Top of Input data

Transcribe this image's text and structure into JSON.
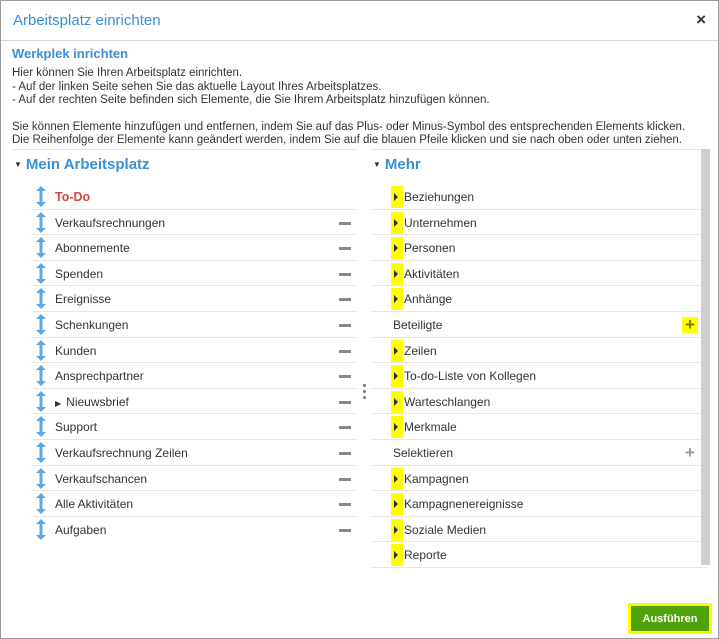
{
  "dialog": {
    "title": "Arbeitsplatz einrichten",
    "close_glyph": "×"
  },
  "content": {
    "subtitle": "Werkplek inrichten",
    "intro_lines": [
      "Hier können Sie Ihren Arbeitsplatz einrichten.",
      "- Auf der linken Seite sehen Sie das aktuelle Layout Ihres Arbeitsplatzes.",
      "- Auf der rechten Seite befinden sich Elemente, die Sie Ihrem Arbeitsplatz hinzufügen können."
    ],
    "intro_lines_2": [
      "Sie können Elemente hinzufügen und entfernen, indem Sie auf das Plus- oder Minus-Symbol des entsprechenden Elements klicken.",
      "Die Reihenfolge der Elemente kann geändert werden, indem Sie auf die blauen Pfeile klicken und sie nach oben oder unten ziehen."
    ]
  },
  "left": {
    "heading": "Mein Arbeitsplatz",
    "items": [
      {
        "label": "To-Do",
        "removable": false,
        "highlight": true,
        "expandable": false
      },
      {
        "label": "Verkaufsrechnungen",
        "removable": true,
        "highlight": false,
        "expandable": false
      },
      {
        "label": "Abonnemente",
        "removable": true,
        "highlight": false,
        "expandable": false
      },
      {
        "label": "Spenden",
        "removable": true,
        "highlight": false,
        "expandable": false
      },
      {
        "label": "Ereignisse",
        "removable": true,
        "highlight": false,
        "expandable": false
      },
      {
        "label": "Schenkungen",
        "removable": true,
        "highlight": false,
        "expandable": false
      },
      {
        "label": "Kunden",
        "removable": true,
        "highlight": false,
        "expandable": false
      },
      {
        "label": "Ansprechpartner",
        "removable": true,
        "highlight": false,
        "expandable": false
      },
      {
        "label": "Nieuwsbrief",
        "removable": true,
        "highlight": false,
        "expandable": true
      },
      {
        "label": "Support",
        "removable": true,
        "highlight": false,
        "expandable": false
      },
      {
        "label": "Verkaufsrechnung Zeilen",
        "removable": true,
        "highlight": false,
        "expandable": false
      },
      {
        "label": "Verkaufschancen",
        "removable": true,
        "highlight": false,
        "expandable": false
      },
      {
        "label": "Alle Aktivitäten",
        "removable": true,
        "highlight": false,
        "expandable": false
      },
      {
        "label": "Aufgaben",
        "removable": true,
        "highlight": false,
        "expandable": false
      }
    ]
  },
  "right": {
    "heading": "Mehr",
    "items": [
      {
        "label": "Beziehungen",
        "group": true,
        "plus": false
      },
      {
        "label": "Unternehmen",
        "group": true,
        "plus": false
      },
      {
        "label": "Personen",
        "group": true,
        "plus": false
      },
      {
        "label": "Aktivitäten",
        "group": true,
        "plus": false
      },
      {
        "label": "Anhänge",
        "group": true,
        "plus": false
      },
      {
        "label": "Beteiligte",
        "group": false,
        "plus": true,
        "plus_highlight": true
      },
      {
        "label": "Zeilen",
        "group": true,
        "plus": false
      },
      {
        "label": "To-do-Liste von Kollegen",
        "group": true,
        "plus": false
      },
      {
        "label": "Warteschlangen",
        "group": true,
        "plus": false
      },
      {
        "label": "Merkmale",
        "group": true,
        "plus": false
      },
      {
        "label": "Selektieren",
        "group": false,
        "plus": true,
        "plus_highlight": false
      },
      {
        "label": "Kampagnen",
        "group": true,
        "plus": false
      },
      {
        "label": "Kampagnenereignisse",
        "group": true,
        "plus": false
      },
      {
        "label": "Soziale Medien",
        "group": true,
        "plus": false
      },
      {
        "label": "Reporte",
        "group": true,
        "plus": false
      }
    ]
  },
  "footer": {
    "run_label": "Ausführen"
  },
  "colors": {
    "accent": "#3a8fd6",
    "todo": "#d9473a",
    "highlight": "#ffff00",
    "run_button": "#4ea30a"
  }
}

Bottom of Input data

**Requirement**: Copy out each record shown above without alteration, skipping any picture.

**Answer to the exercise**:
Transcribe this image's text and structure into JSON.
{
  "dialog": {
    "title": "Arbeitsplatz einrichten",
    "close_glyph": "×"
  },
  "content": {
    "subtitle": "Werkplek inrichten",
    "intro_lines": [
      "Hier können Sie Ihren Arbeitsplatz einrichten.",
      "- Auf der linken Seite sehen Sie das aktuelle Layout Ihres Arbeitsplatzes.",
      "- Auf der rechten Seite befinden sich Elemente, die Sie Ihrem Arbeitsplatz hinzufügen können."
    ],
    "intro_lines_2": [
      "Sie können Elemente hinzufügen und entfernen, indem Sie auf das Plus- oder Minus-Symbol des entsprechenden Elements klicken.",
      "Die Reihenfolge der Elemente kann geändert werden, indem Sie auf die blauen Pfeile klicken und sie nach oben oder unten ziehen."
    ]
  },
  "left": {
    "heading": "Mein Arbeitsplatz",
    "items": [
      {
        "label": "To-Do",
        "removable": false,
        "highlight": true,
        "expandable": false
      },
      {
        "label": "Verkaufsrechnungen",
        "removable": true,
        "highlight": false,
        "expandable": false
      },
      {
        "label": "Abonnemente",
        "removable": true,
        "highlight": false,
        "expandable": false
      },
      {
        "label": "Spenden",
        "removable": true,
        "highlight": false,
        "expandable": false
      },
      {
        "label": "Ereignisse",
        "removable": true,
        "highlight": false,
        "expandable": false
      },
      {
        "label": "Schenkungen",
        "removable": true,
        "highlight": false,
        "expandable": false
      },
      {
        "label": "Kunden",
        "removable": true,
        "highlight": false,
        "expandable": false
      },
      {
        "label": "Ansprechpartner",
        "removable": true,
        "highlight": false,
        "expandable": false
      },
      {
        "label": "Nieuwsbrief",
        "removable": true,
        "highlight": false,
        "expandable": true
      },
      {
        "label": "Support",
        "removable": true,
        "highlight": false,
        "expandable": false
      },
      {
        "label": "Verkaufsrechnung Zeilen",
        "removable": true,
        "highlight": false,
        "expandable": false
      },
      {
        "label": "Verkaufschancen",
        "removable": true,
        "highlight": false,
        "expandable": false
      },
      {
        "label": "Alle Aktivitäten",
        "removable": true,
        "highlight": false,
        "expandable": false
      },
      {
        "label": "Aufgaben",
        "removable": true,
        "highlight": false,
        "expandable": false
      }
    ]
  },
  "right": {
    "heading": "Mehr",
    "items": [
      {
        "label": "Beziehungen",
        "group": true,
        "plus": false
      },
      {
        "label": "Unternehmen",
        "group": true,
        "plus": false
      },
      {
        "label": "Personen",
        "group": true,
        "plus": false
      },
      {
        "label": "Aktivitäten",
        "group": true,
        "plus": false
      },
      {
        "label": "Anhänge",
        "group": true,
        "plus": false
      },
      {
        "label": "Beteiligte",
        "group": false,
        "plus": true,
        "plus_highlight": true
      },
      {
        "label": "Zeilen",
        "group": true,
        "plus": false
      },
      {
        "label": "To-do-Liste von Kollegen",
        "group": true,
        "plus": false
      },
      {
        "label": "Warteschlangen",
        "group": true,
        "plus": false
      },
      {
        "label": "Merkmale",
        "group": true,
        "plus": false
      },
      {
        "label": "Selektieren",
        "group": false,
        "plus": true,
        "plus_highlight": false
      },
      {
        "label": "Kampagnen",
        "group": true,
        "plus": false
      },
      {
        "label": "Kampagnenereignisse",
        "group": true,
        "plus": false
      },
      {
        "label": "Soziale Medien",
        "group": true,
        "plus": false
      },
      {
        "label": "Reporte",
        "group": true,
        "plus": false
      }
    ]
  },
  "footer": {
    "run_label": "Ausführen"
  },
  "colors": {
    "accent": "#3a8fd6",
    "todo": "#d9473a",
    "highlight": "#ffff00",
    "run_button": "#4ea30a"
  }
}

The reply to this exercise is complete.